━━━━━ Source records ━━━━━

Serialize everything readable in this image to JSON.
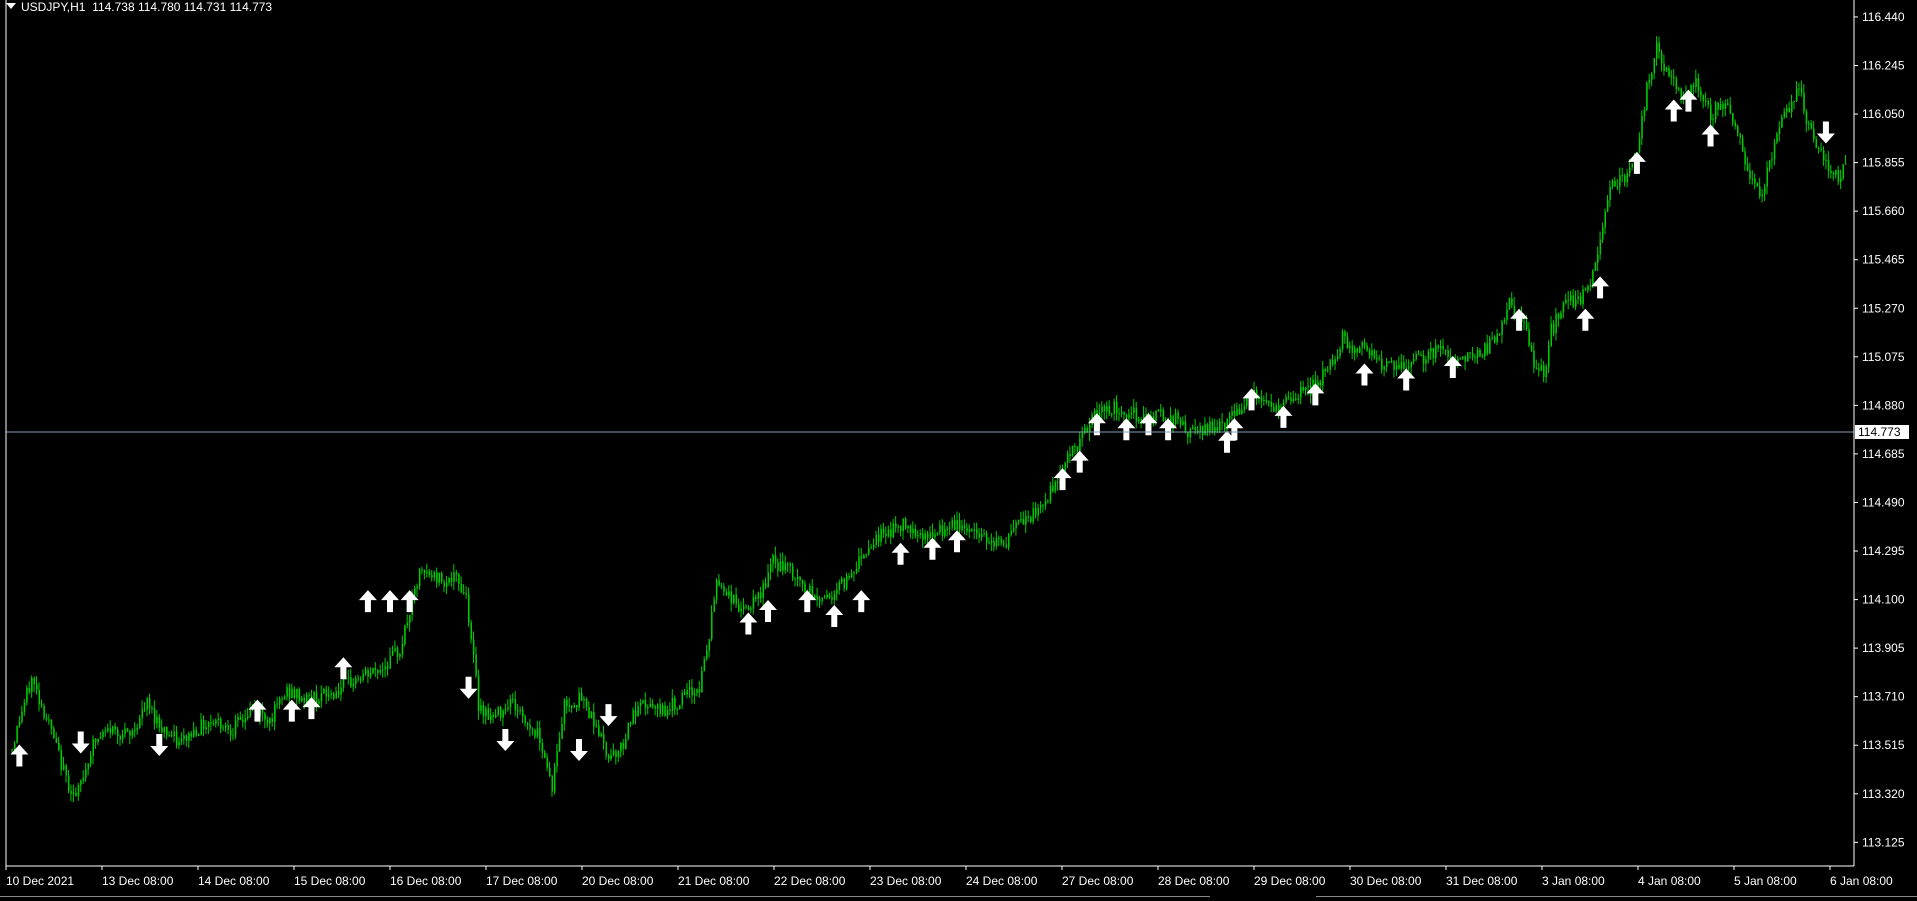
{
  "header": {
    "symbol_timeframe": "USDJPY,H1",
    "ohlc": "114.738 114.780 114.731 114.773"
  },
  "colors": {
    "background": "#000000",
    "candles": "#00cc00",
    "grid_axis": "#ffffff",
    "price_line": "#7f9cb5",
    "arrows": "#ffffff"
  },
  "chart_data": {
    "type": "candlestick",
    "symbol": "USDJPY",
    "timeframe": "H1",
    "current_price": "114.773",
    "ylim": [
      113.03,
      116.5
    ],
    "y_ticks": [
      "116.440",
      "116.245",
      "116.050",
      "115.855",
      "115.660",
      "115.465",
      "115.270",
      "115.075",
      "114.880",
      "114.685",
      "114.490",
      "114.295",
      "114.100",
      "113.905",
      "113.710",
      "113.515",
      "113.320",
      "113.125"
    ],
    "x_ticks": [
      "10 Dec 2021",
      "13 Dec 08:00",
      "14 Dec 08:00",
      "15 Dec 08:00",
      "16 Dec 08:00",
      "17 Dec 08:00",
      "20 Dec 08:00",
      "21 Dec 08:00",
      "22 Dec 08:00",
      "23 Dec 08:00",
      "24 Dec 08:00",
      "27 Dec 08:00",
      "28 Dec 08:00",
      "29 Dec 08:00",
      "30 Dec 08:00",
      "31 Dec 08:00",
      "3 Jan 08:00",
      "4 Jan 08:00",
      "5 Jan 08:00",
      "6 Jan 08:00"
    ],
    "price_path": [
      [
        0,
        113.5
      ],
      [
        3,
        113.62
      ],
      [
        8,
        113.78
      ],
      [
        15,
        113.6
      ],
      [
        22,
        113.38
      ],
      [
        26,
        113.3
      ],
      [
        33,
        113.52
      ],
      [
        40,
        113.58
      ],
      [
        48,
        113.55
      ],
      [
        55,
        113.68
      ],
      [
        60,
        113.6
      ],
      [
        68,
        113.52
      ],
      [
        75,
        113.58
      ],
      [
        82,
        113.62
      ],
      [
        90,
        113.58
      ],
      [
        98,
        113.66
      ],
      [
        105,
        113.62
      ],
      [
        112,
        113.73
      ],
      [
        120,
        113.7
      ],
      [
        130,
        113.72
      ],
      [
        140,
        113.78
      ],
      [
        150,
        113.82
      ],
      [
        158,
        113.9
      ],
      [
        162,
        114.05
      ],
      [
        166,
        114.2
      ],
      [
        170,
        114.2
      ],
      [
        176,
        114.18
      ],
      [
        181,
        114.18
      ],
      [
        185,
        114.12
      ],
      [
        187,
        113.95
      ],
      [
        190,
        113.68
      ],
      [
        196,
        113.62
      ],
      [
        203,
        113.7
      ],
      [
        210,
        113.6
      ],
      [
        215,
        113.55
      ],
      [
        220,
        113.35
      ],
      [
        225,
        113.68
      ],
      [
        232,
        113.7
      ],
      [
        238,
        113.6
      ],
      [
        242,
        113.48
      ],
      [
        248,
        113.5
      ],
      [
        252,
        113.62
      ],
      [
        258,
        113.68
      ],
      [
        263,
        113.65
      ],
      [
        270,
        113.68
      ],
      [
        276,
        113.72
      ],
      [
        280,
        113.75
      ],
      [
        284,
        113.95
      ],
      [
        287,
        114.18
      ],
      [
        292,
        114.12
      ],
      [
        298,
        114.05
      ],
      [
        304,
        114.1
      ],
      [
        310,
        114.25
      ],
      [
        316,
        114.22
      ],
      [
        322,
        114.15
      ],
      [
        328,
        114.1
      ],
      [
        334,
        114.12
      ],
      [
        340,
        114.18
      ],
      [
        346,
        114.28
      ],
      [
        352,
        114.35
      ],
      [
        358,
        114.38
      ],
      [
        364,
        114.4
      ],
      [
        368,
        114.38
      ],
      [
        374,
        114.35
      ],
      [
        380,
        114.38
      ],
      [
        386,
        114.4
      ],
      [
        392,
        114.37
      ],
      [
        398,
        114.35
      ],
      [
        404,
        114.32
      ],
      [
        410,
        114.4
      ],
      [
        418,
        114.45
      ],
      [
        424,
        114.55
      ],
      [
        430,
        114.68
      ],
      [
        434,
        114.72
      ],
      [
        438,
        114.78
      ],
      [
        442,
        114.85
      ],
      [
        448,
        114.87
      ],
      [
        455,
        114.85
      ],
      [
        462,
        114.83
      ],
      [
        470,
        114.84
      ],
      [
        475,
        114.82
      ],
      [
        480,
        114.76
      ],
      [
        485,
        114.78
      ],
      [
        490,
        114.8
      ],
      [
        496,
        114.82
      ],
      [
        502,
        114.9
      ],
      [
        508,
        114.92
      ],
      [
        514,
        114.85
      ],
      [
        520,
        114.9
      ],
      [
        526,
        114.93
      ],
      [
        532,
        114.97
      ],
      [
        538,
        115.05
      ],
      [
        542,
        115.15
      ],
      [
        547,
        115.1
      ],
      [
        552,
        115.12
      ],
      [
        558,
        115.05
      ],
      [
        564,
        115.02
      ],
      [
        570,
        115.05
      ],
      [
        576,
        115.08
      ],
      [
        582,
        115.1
      ],
      [
        588,
        115.06
      ],
      [
        594,
        115.08
      ],
      [
        600,
        115.1
      ],
      [
        606,
        115.18
      ],
      [
        610,
        115.28
      ],
      [
        616,
        115.2
      ],
      [
        620,
        115.05
      ],
      [
        624,
        115.0
      ],
      [
        627,
        115.18
      ],
      [
        633,
        115.3
      ],
      [
        638,
        115.3
      ],
      [
        643,
        115.35
      ],
      [
        647,
        115.55
      ],
      [
        652,
        115.78
      ],
      [
        658,
        115.8
      ],
      [
        662,
        115.9
      ],
      [
        666,
        116.15
      ],
      [
        670,
        116.32
      ],
      [
        674,
        116.22
      ],
      [
        680,
        116.12
      ],
      [
        686,
        116.18
      ],
      [
        692,
        116.05
      ],
      [
        698,
        116.1
      ],
      [
        704,
        115.95
      ],
      [
        708,
        115.8
      ],
      [
        712,
        115.72
      ],
      [
        716,
        115.85
      ],
      [
        722,
        116.05
      ],
      [
        728,
        116.15
      ],
      [
        732,
        116.0
      ],
      [
        736,
        115.92
      ],
      [
        740,
        115.85
      ],
      [
        744,
        115.78
      ],
      [
        748,
        115.9
      ]
    ],
    "bars": 748,
    "arrows": [
      {
        "bar": 3,
        "price": 113.47,
        "dir": "up"
      },
      {
        "bar": 28,
        "price": 113.53,
        "dir": "down"
      },
      {
        "bar": 60,
        "price": 113.52,
        "dir": "down"
      },
      {
        "bar": 100,
        "price": 113.65,
        "dir": "up"
      },
      {
        "bar": 114,
        "price": 113.65,
        "dir": "up"
      },
      {
        "bar": 122,
        "price": 113.66,
        "dir": "up"
      },
      {
        "bar": 135,
        "price": 113.82,
        "dir": "up"
      },
      {
        "bar": 145,
        "price": 114.09,
        "dir": "up"
      },
      {
        "bar": 154,
        "price": 114.09,
        "dir": "up"
      },
      {
        "bar": 162,
        "price": 114.09,
        "dir": "up"
      },
      {
        "bar": 186,
        "price": 113.75,
        "dir": "down"
      },
      {
        "bar": 201,
        "price": 113.54,
        "dir": "down"
      },
      {
        "bar": 231,
        "price": 113.5,
        "dir": "down"
      },
      {
        "bar": 243,
        "price": 113.64,
        "dir": "down"
      },
      {
        "bar": 300,
        "price": 114.0,
        "dir": "up"
      },
      {
        "bar": 308,
        "price": 114.05,
        "dir": "up"
      },
      {
        "bar": 324,
        "price": 114.09,
        "dir": "up"
      },
      {
        "bar": 335,
        "price": 114.03,
        "dir": "up"
      },
      {
        "bar": 346,
        "price": 114.09,
        "dir": "up"
      },
      {
        "bar": 362,
        "price": 114.28,
        "dir": "up"
      },
      {
        "bar": 375,
        "price": 114.3,
        "dir": "up"
      },
      {
        "bar": 385,
        "price": 114.33,
        "dir": "up"
      },
      {
        "bar": 428,
        "price": 114.58,
        "dir": "up"
      },
      {
        "bar": 435,
        "price": 114.65,
        "dir": "up"
      },
      {
        "bar": 442,
        "price": 114.8,
        "dir": "up"
      },
      {
        "bar": 454,
        "price": 114.78,
        "dir": "up"
      },
      {
        "bar": 463,
        "price": 114.8,
        "dir": "up"
      },
      {
        "bar": 471,
        "price": 114.78,
        "dir": "up"
      },
      {
        "bar": 495,
        "price": 114.73,
        "dir": "up"
      },
      {
        "bar": 498,
        "price": 114.78,
        "dir": "up"
      },
      {
        "bar": 505,
        "price": 114.9,
        "dir": "up"
      },
      {
        "bar": 518,
        "price": 114.83,
        "dir": "up"
      },
      {
        "bar": 531,
        "price": 114.92,
        "dir": "up"
      },
      {
        "bar": 551,
        "price": 115.0,
        "dir": "up"
      },
      {
        "bar": 568,
        "price": 114.98,
        "dir": "up"
      },
      {
        "bar": 587,
        "price": 115.03,
        "dir": "up"
      },
      {
        "bar": 614,
        "price": 115.22,
        "dir": "up"
      },
      {
        "bar": 641,
        "price": 115.22,
        "dir": "up"
      },
      {
        "bar": 647,
        "price": 115.35,
        "dir": "up"
      },
      {
        "bar": 662,
        "price": 115.85,
        "dir": "up"
      },
      {
        "bar": 677,
        "price": 116.06,
        "dir": "up"
      },
      {
        "bar": 683,
        "price": 116.1,
        "dir": "up"
      },
      {
        "bar": 692,
        "price": 115.96,
        "dir": "up"
      },
      {
        "bar": 739,
        "price": 115.98,
        "dir": "down"
      }
    ]
  }
}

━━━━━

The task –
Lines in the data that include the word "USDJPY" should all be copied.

Reply to the exercise –
    "symbol_timeframe": "USDJPY,H1",
    "symbol": "USDJPY",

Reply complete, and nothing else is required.